Postby jimp » Fri Nov 03, 2017 10:39 am

It's complicated.

Ships with new(er) technology: tough learning curves, multi-tasking, collateral duties, lack of sleep, etc. always contribute to the situation.

I was the Ready For Sea certifying officer for a new USCG 175' buoy tender in the late 1990s. During the underway trials we put the ship through all possible maneuvers, split controls, let the computer run the ship, went here, went there, simulated buoy operations, etc. Computers did a lot of the work, control stations on the port/starboard wings and amidships could "punch in" and "punch out" depending on what you wanted to do. You controlled of one thing here and another thing there. And of course, the helmsman was always waiting for a command.

Hey, did the XO just ask the OOD how the contributions were going for the Combined Federal Campaign? Or that the report was two days late?

I asked, "Where is the ALL STOP button?" I received funny looks. "What?" I said the button you push that disengages EVERYTHING and brings everything to ZERO, nothing engaged.
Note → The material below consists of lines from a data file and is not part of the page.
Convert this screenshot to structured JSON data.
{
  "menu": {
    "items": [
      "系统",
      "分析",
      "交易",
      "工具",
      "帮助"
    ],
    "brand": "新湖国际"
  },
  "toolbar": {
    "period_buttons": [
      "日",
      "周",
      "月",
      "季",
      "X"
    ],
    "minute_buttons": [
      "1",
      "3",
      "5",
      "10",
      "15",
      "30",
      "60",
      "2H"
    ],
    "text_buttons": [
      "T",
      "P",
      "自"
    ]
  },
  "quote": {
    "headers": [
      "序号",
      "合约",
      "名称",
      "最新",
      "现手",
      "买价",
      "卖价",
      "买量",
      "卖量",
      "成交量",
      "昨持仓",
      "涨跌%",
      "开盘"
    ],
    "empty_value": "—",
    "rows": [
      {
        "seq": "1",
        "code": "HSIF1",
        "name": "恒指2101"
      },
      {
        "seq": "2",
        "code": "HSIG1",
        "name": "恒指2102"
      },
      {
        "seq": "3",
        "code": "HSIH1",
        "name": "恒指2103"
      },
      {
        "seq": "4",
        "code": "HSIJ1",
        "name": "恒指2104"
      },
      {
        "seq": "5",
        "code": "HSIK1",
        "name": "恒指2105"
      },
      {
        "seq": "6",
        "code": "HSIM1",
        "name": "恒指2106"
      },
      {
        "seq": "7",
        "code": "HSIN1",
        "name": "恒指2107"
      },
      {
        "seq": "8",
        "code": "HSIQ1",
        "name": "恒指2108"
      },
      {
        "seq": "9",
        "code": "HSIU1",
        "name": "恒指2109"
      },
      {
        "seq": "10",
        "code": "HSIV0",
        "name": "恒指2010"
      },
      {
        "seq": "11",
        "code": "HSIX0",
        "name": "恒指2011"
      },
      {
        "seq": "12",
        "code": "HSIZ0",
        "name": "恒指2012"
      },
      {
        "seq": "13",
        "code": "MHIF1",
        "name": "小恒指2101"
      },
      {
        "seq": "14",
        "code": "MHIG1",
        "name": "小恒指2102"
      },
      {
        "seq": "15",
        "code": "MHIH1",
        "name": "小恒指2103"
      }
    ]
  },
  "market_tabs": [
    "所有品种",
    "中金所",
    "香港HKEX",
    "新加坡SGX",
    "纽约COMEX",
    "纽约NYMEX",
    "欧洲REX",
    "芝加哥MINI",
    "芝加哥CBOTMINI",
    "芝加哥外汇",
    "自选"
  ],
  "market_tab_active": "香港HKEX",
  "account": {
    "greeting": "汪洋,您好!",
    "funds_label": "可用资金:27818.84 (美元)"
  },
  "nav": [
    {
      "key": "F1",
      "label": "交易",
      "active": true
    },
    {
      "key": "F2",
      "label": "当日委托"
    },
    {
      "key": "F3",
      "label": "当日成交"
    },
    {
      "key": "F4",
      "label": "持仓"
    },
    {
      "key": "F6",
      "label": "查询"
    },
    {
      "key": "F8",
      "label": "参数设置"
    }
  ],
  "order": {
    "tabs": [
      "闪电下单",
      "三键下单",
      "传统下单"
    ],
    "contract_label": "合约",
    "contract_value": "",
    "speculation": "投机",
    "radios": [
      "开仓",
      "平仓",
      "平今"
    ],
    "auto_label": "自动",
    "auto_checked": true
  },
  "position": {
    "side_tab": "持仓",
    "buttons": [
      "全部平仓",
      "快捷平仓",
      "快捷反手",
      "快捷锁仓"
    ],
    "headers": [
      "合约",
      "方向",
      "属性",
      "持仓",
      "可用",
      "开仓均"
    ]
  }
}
Engine speed to zero, rudder amidships, computer disengaged. They said, "Professionals don't need that."